My first podcast battle pitted the iTunes top five most popular podcasts (on a particular day in October 2016) against each other. The contestants were:
These are all great podcasts. They all deserve to be in the top five.
When I listen to podcasts, I want to learn useful things and be entertained. If the podcast can tickle at my emotions, all the better.
The two that didn’t interest me
As I said earlier, every podcast in this contest is awesome. But for my own purposes, Accused didn’t interest me enough. It’s great story telling. Unfortunately there’s not much practical information that I can take away from it.
I run my own business and enjoy reading business books. Heck, I even have an MBA. For some reason though, How I Built This fell flat. It’s like listening to case studies. While interesting from a business perspective, not all of them are entertaining and enlightening.
The one in the middle
Stuff You Should Know is a really interesting podcast. It’s about all sorts of topics. I heard about the amazing history of soda, why Easter Island’s civilization collapsed, and all about polar bears. The subject matter is great, but the podcast has a “feel” that’s almost too casual. The hosts don’t do a good job establishing authority. They like to joke around and preface facts with “I think…”
The two best ones
Each TED Radio Hour episode has a theme. Then the host, Guy Raz, weaves together a few TED talks to tell a story about the theme. I learned a lot from each episode, no matter how little interest I might have had in the topic.

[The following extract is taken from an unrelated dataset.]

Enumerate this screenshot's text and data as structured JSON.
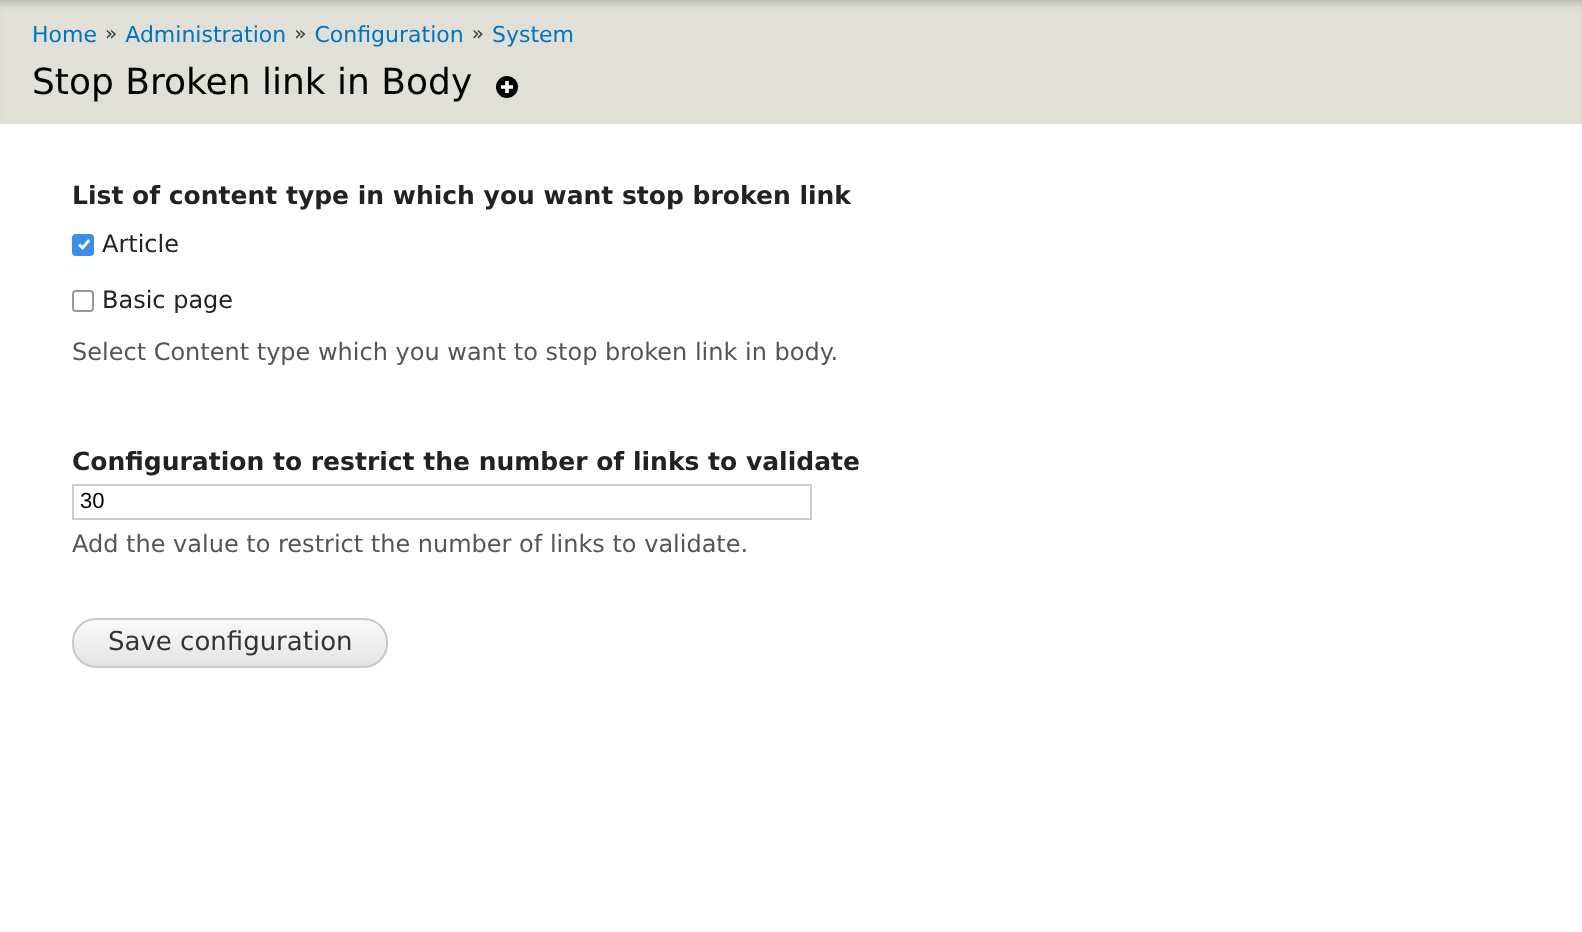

This American Life is the king of all podcasts. The storytelling is masterful in building suspense and tugging at your emotions. The stories aren’t limited to any one topic. The one underlying theme is that the stories are about people. People from all walks of life. If you can only subscribe to one podcast, make it This American Life.